“True repentance begins with sorrow, but ends with joy and praise. Sorrow for sin and joy for salvation are intertwined with each other as the defining characteristic of Christian life.

Indeed, only the God revealed in Scripture is worthy of praise. In the gospel, it is not we who give God anything, but God who gives us his Son. In the Son, our sins are completely forgiven and we have new life, so we can today offer to God our most joyful worship.

Let us pray:

● For our brothers and sisters in the Chinese church to repent with gospel- awareness rather than moralism.

● For our lives to be honest and humble in the face of the iniquity and evil brought about by sin in our lives.

● That we might truly trust in God’s love and mercy.
● That we may experience the renewal of God in Christ, and that we may truly overcome sin because Christ is the resurrected new creation.

● That we may rejoice and be glad in our salvation.

An Xi (a pseudonym) lives in Beijing, and he and his wife have two daughters. He began serving the church full-time in 2006, and started to independently establish his church in Beijing in 2015.



Dear Lord,

How we thank you, for you are a God of love and mercy. Lord, we need you so much. Without your forgiveness, we could not pass live even one more second. Without your mercy, we would have been crushed by sin. Lord, thank you that you came in Christ to save us, that you put our sins on your beloved Son, and that you anointed and covered us with his blood. Lord, now that we no longer feel guilty in your presence, we are joyful and glad. Thank you that you are our Deliverer, and the Renewer who dwells in us daily.

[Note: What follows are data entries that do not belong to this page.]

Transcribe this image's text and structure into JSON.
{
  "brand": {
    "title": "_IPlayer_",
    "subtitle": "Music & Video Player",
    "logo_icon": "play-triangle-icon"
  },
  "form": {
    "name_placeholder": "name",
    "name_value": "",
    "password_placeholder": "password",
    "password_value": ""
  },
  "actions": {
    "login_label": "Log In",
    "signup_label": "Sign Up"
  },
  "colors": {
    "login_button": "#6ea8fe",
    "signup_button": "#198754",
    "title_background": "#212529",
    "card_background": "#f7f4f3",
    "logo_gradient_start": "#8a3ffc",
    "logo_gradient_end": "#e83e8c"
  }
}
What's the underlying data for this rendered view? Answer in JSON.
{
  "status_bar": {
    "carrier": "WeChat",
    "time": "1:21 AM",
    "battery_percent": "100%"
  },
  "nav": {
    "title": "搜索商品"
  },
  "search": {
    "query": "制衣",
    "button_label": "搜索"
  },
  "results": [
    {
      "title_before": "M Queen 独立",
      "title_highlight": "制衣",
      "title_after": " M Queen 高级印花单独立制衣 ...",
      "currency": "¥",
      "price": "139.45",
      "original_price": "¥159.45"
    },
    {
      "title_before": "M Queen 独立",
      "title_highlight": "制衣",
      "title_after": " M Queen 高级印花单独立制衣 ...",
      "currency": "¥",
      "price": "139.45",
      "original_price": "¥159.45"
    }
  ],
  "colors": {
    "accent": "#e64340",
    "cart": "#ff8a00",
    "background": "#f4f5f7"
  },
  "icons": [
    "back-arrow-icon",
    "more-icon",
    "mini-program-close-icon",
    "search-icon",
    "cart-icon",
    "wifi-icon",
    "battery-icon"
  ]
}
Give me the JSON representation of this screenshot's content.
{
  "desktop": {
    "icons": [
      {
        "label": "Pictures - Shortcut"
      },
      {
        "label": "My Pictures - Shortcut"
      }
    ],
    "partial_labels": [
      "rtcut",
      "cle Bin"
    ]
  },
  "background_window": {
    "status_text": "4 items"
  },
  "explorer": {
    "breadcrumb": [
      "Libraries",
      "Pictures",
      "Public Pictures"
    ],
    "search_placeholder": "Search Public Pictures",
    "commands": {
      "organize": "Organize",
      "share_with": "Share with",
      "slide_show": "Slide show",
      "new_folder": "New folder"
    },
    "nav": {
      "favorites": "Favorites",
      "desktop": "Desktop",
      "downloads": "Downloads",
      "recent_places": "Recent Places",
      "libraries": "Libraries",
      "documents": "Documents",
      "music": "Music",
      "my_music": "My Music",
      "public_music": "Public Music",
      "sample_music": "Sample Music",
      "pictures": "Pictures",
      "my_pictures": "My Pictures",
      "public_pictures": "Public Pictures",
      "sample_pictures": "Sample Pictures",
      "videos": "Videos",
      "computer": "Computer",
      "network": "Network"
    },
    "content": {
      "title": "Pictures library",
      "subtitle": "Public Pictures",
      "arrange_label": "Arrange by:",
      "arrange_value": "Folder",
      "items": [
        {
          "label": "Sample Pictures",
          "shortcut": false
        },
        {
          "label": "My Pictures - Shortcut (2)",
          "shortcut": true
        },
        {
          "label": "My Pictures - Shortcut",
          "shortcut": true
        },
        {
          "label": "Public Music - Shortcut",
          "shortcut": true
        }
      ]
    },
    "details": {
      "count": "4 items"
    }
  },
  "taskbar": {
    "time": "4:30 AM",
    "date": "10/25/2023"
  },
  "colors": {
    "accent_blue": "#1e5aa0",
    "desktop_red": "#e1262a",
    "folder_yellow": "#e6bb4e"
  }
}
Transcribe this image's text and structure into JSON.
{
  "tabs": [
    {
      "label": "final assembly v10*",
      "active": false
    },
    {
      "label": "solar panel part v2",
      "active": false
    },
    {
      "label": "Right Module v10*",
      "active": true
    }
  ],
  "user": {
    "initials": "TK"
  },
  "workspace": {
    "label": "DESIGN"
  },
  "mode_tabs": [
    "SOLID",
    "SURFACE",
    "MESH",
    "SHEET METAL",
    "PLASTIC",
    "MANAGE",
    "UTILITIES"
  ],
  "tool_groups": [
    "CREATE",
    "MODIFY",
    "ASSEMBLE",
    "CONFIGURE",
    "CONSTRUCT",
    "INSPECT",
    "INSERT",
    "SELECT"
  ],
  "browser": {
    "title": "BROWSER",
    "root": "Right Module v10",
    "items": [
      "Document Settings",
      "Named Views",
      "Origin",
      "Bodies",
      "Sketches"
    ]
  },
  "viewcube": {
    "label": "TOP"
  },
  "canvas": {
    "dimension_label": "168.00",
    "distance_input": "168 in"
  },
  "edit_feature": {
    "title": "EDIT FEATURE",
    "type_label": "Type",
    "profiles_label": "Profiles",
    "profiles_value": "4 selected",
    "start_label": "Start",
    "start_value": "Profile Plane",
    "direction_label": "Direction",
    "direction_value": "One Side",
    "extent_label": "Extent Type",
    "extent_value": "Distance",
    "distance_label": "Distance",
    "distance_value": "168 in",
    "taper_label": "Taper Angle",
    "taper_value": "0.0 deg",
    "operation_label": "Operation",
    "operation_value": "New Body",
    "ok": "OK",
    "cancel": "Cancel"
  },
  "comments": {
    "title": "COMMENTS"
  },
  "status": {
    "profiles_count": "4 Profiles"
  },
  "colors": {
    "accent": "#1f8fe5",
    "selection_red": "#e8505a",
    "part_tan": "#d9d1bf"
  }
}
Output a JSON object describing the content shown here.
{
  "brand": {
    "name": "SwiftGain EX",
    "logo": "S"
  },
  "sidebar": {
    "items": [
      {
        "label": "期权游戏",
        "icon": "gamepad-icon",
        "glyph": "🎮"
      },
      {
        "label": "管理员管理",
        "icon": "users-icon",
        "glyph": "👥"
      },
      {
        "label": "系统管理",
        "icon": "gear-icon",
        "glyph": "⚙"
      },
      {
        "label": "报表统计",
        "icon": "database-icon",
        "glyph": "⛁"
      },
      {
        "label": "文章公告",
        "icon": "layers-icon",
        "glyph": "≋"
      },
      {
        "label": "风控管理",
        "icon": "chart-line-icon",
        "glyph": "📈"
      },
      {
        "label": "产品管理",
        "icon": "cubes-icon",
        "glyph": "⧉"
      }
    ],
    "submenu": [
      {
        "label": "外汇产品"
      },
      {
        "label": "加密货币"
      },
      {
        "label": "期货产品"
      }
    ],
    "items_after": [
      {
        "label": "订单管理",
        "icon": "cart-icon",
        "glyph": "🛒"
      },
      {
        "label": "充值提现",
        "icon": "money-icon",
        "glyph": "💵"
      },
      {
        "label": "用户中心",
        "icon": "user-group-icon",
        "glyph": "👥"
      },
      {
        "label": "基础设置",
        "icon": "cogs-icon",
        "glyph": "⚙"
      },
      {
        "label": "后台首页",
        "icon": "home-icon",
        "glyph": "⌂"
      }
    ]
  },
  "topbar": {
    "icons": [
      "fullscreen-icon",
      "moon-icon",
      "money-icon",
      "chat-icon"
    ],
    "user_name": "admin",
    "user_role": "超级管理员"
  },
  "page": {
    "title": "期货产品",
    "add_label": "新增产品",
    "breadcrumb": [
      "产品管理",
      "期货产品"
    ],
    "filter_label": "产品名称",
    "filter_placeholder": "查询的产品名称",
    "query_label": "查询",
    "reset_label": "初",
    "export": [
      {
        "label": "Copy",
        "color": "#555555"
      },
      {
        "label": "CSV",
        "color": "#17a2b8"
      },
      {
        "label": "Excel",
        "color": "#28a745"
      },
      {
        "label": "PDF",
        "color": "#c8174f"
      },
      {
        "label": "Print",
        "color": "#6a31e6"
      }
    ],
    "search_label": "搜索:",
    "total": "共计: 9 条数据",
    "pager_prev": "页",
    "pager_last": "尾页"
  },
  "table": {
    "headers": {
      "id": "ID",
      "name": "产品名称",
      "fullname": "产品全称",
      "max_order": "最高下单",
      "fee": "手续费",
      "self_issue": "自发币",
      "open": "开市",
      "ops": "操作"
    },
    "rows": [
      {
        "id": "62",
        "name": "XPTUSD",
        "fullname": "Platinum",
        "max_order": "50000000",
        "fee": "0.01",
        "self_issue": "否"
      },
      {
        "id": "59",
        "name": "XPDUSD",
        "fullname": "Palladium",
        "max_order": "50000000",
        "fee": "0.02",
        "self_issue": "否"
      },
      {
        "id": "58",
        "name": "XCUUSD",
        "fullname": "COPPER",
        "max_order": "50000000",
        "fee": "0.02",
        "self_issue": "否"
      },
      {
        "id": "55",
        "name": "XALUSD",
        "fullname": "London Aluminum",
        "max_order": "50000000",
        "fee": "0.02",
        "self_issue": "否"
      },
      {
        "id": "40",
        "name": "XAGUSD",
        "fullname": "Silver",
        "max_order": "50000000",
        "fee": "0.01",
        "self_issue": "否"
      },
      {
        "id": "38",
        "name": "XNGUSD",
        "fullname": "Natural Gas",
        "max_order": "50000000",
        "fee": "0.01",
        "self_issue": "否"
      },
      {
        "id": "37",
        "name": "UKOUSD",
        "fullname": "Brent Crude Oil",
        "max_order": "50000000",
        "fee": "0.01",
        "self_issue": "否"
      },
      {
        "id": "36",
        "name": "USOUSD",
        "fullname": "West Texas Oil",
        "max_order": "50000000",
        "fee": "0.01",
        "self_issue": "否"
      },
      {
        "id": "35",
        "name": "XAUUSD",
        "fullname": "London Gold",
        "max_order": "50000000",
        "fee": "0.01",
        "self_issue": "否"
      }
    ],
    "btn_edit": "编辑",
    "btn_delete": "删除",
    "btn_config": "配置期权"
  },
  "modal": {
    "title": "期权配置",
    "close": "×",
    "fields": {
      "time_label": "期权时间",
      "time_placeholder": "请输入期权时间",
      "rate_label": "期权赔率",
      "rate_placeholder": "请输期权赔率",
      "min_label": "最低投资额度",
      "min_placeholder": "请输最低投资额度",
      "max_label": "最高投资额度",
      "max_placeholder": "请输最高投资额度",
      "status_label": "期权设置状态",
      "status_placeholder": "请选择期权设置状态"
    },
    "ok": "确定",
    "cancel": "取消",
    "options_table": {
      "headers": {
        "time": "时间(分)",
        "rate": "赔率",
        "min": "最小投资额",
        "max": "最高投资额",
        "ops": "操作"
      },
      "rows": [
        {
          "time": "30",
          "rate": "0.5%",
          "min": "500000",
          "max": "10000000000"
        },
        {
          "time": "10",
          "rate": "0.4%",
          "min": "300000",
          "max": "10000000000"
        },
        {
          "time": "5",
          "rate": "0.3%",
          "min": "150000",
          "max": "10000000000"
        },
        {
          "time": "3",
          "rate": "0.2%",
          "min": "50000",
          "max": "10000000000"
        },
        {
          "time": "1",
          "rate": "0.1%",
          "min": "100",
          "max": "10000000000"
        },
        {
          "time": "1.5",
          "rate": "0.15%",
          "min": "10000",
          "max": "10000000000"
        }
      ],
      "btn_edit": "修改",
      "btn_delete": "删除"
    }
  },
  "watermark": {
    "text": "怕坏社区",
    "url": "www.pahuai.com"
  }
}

Dear Lord, thank you that, by your grace, we now offer ourselves and everything we have to you without reservation. May you be pleased with us. Amen!


We are using the Psalms to guide our prayers for China

In 2022, our prayer movement is turning to the scriptural prayers found in the Psalms as we pray for the Chinese church. When you join our prayer movement, you will receive weekly prayer emails and a monthly newsletter so that you too can pray for our brothers and sisters in China.


Share This Story

Further Reading

Witness in Persecution: I Am Grateful
Read More
Witness In Persecution: Heart Struggle
Read More
How I Prayed For Instruction
Read More


A short message about partnering with us.